Phones & Gadgets

Can Flash Player Work on an Android Phone?

A variety of smartphones use the Android operating system and are compatible with Flash Player

A variety of smartphones use the Android operating system and are compatible with Flash Player

Jupiterimages/ Images

by Contributing Writer

Google's Android operating system for smartphones includes the ability to download small applications directly to the device. Adobe's Flash Player app is available for some versions of the operating system, and it operates much as it does when used on a PC. The Flash Player may have performance limitations depending on the technical specifications of the phone.


Flash works only on Android phones running version 2.2 of the operating system or newer. To check your phone's version, open the "Settings" icon. Tap "About Phone" and scroll down to "Android version" to see the version that's running. Some phone service providers offer occasional over-the-air updates to Android devices to newer versions of the operating system.


On compatible phones, Flash Player is available as a free download from the Android Market. Open the Market app and search for "Flash Player" to find the software. Tap the "Install Free" button to download the player. The phone needs an active Internet connection to access the Market. The player will appear for management in the "Applications" section of the phone's settings, though not in the Applications screen.


Once installed, the Flash Player works as a part of the phone's browser application. Simply navigate to a website with Flash content to use the player. The player supports numerous features unique to the Android version, including optimized full-screen mode, SWF Focus Mode for ease of interface and an adaptive frame rate for better performance. The Android Flash Player does not work outside the system's built-in browser.


Since many Flash applications and websites were developed with PC users in mind, some Flash content may not display correctly on an Android phone. For games that require keyboard input, some users will be limited to the Android onscreen touch keyboard. Resource-intensive Flash files may run slowly on less-powerful devices.

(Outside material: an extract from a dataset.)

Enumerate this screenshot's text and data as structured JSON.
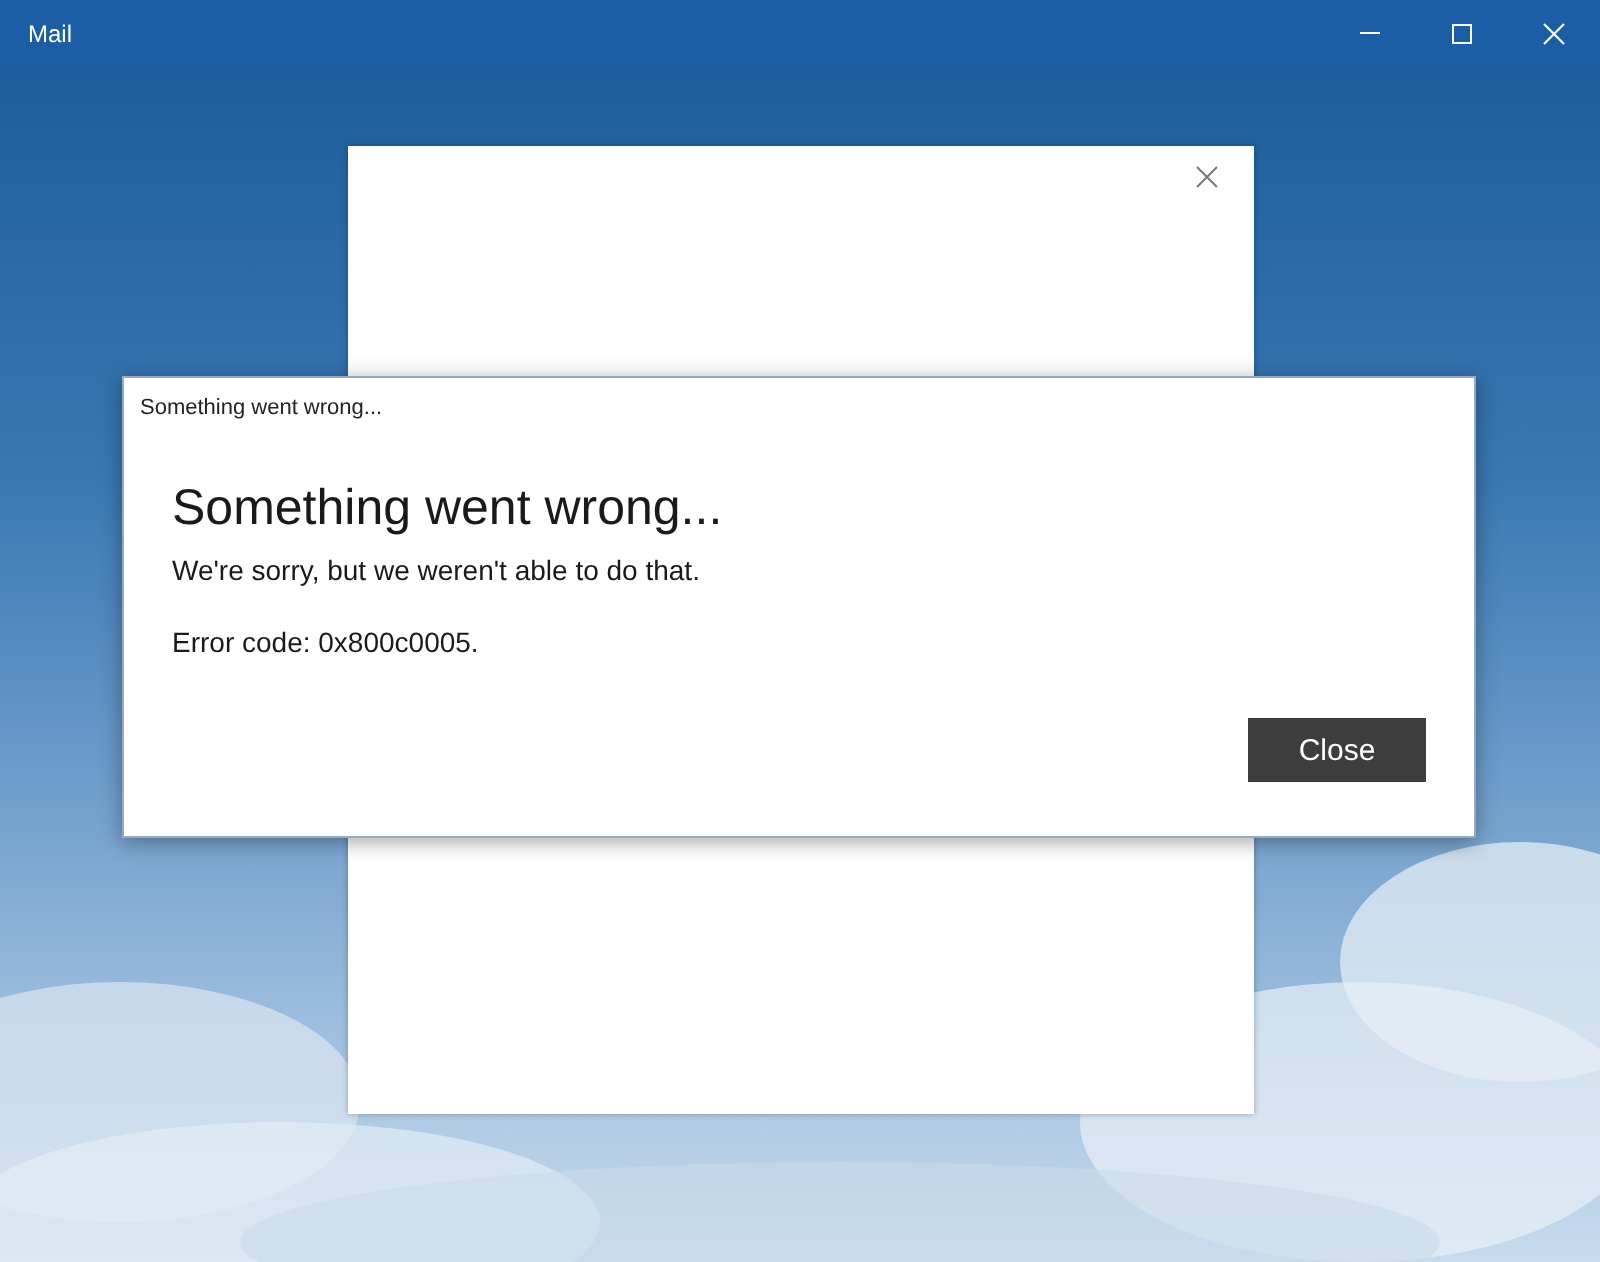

About the Author

Andrew Mikael began writing in 2010. His articles appear on various websites, where he specializes in media and related technology. Mikael has a Bachelor of Arts in film from Montana State University.

Photo Credits

  • Jupiterimages/ Images